Content warning: mentions of suicide, depression, anxiety, self-harm and eating disorders, but no detailed or graphic descriptions.

Although UCLove was created as a space for calling out library crushes, it has attracted an increasing number of worrying posts that highlight growing student mental health problems at UCL. The anonymous Facebook confessions page has become the largest university confessions page in the UK.

Since September 2018, over 30 posts referencing suicide and self-harm have been shared on the page. UCLove publishes significantly more posts discussing suicide, depression and self-harm than other UK universities’ confession pages.

A UCLove administrator told The Cheese Grater that they are struggling to process the high volume of submissions, which can mean looser oversight of potentially harmful posts. ‘We try to post self-harm/suicide content as quickly as possible,’ the admin explained, ‘so that people can get a response ASAP’.

The National Suicide Prevention Alliance’s guidelines for responding to suicidal content urge moderators to remove what it terms ‘unsafe’ discussions of suicide that could dangerously impact others. Admins have previously allowed suicide notes to be disseminated to the page’s 13,000 followers.

Since September 2018, UCLove has shared over 30 posts referencing suicide and self-harm on their Facebook page.

There is currently no legal prohibition against this ‘unsafe’ content, but the government may soon introduce legislation against it. Since the death of 14-year-old Molly Russell, whose parents found she had been viewing a lot of dangerous content on social media, the government has moved towards mandating social media platforms moderate content related to suicide and self-harm.

Admins commented below a post raising concerns over the publication of potentially triggering content, saying ‘I would personally feel accountable if someone suffered more because they didn’t get advice or support’, and called those who said the page should not be sharing suicide notes ‘selfish’. However, publishing this content places the responsibility for preventing suicide in the hands of students, rather than trained professionals.

Page admins want to provide an outlet for people struggling with suicidal thoughts or self-harming tendencies, but in doing so they fail to account for the impact this has on readers struggling themselves. Moreover, comments on these posts are not uniformly supportive. Even those who mean well might give unhelpful or dangerous advice.

‘We are very concerned to read some of the anonymous comments made on the UCLove Facebook page,’ said Denise Long, Director of Student Support and Wellbeing at UCL. ‘We want to ensure all of our community know that we have dedicated teams on hand to support students and encourage anyone going through difficulties to contact us.’ UCL offers in-person as well as online and telephone counselling and therapy services.

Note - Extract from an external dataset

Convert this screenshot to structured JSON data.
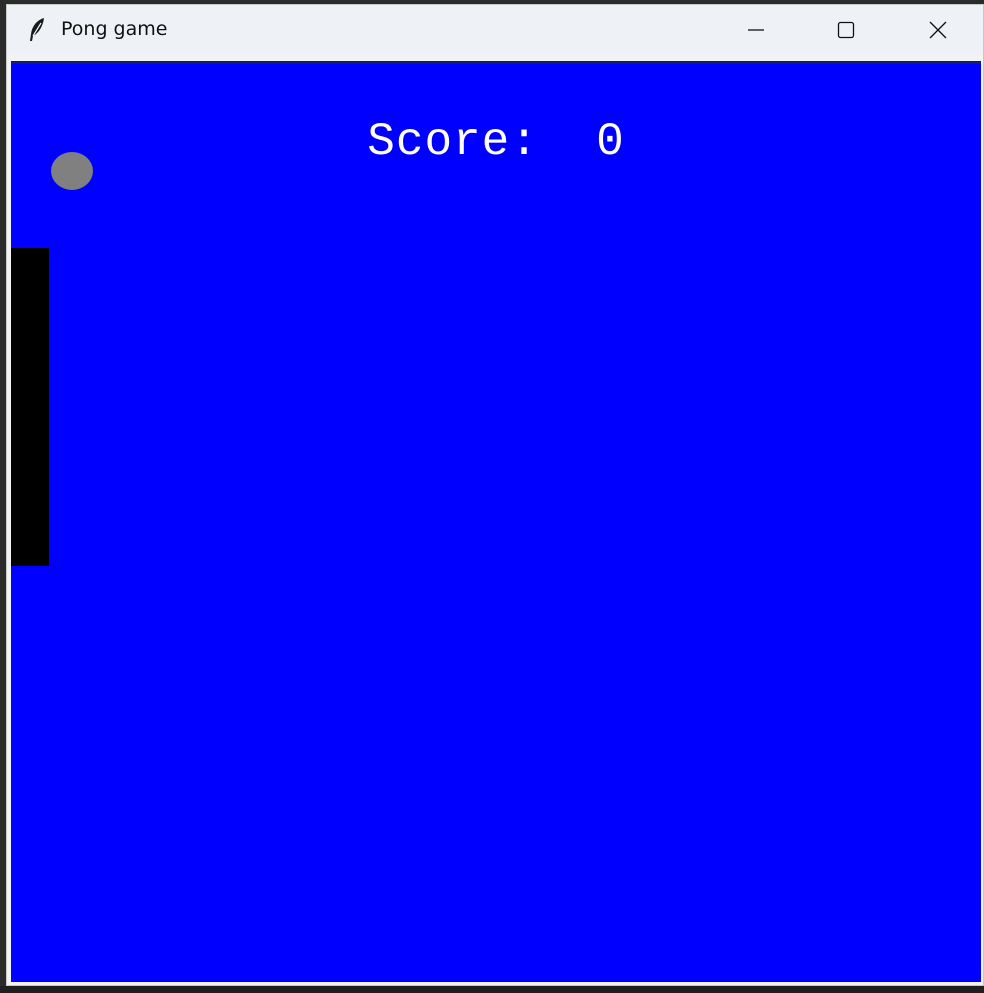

If you or someone you know is suffering from mental health issues or suicidal thoughts, please call UK Samaritans Hotline on 116123, get in touch with your GP, and/or contact mental health services available at UCL.

Sophia Robinson and Iona Jenkins


This article appeared in CG 66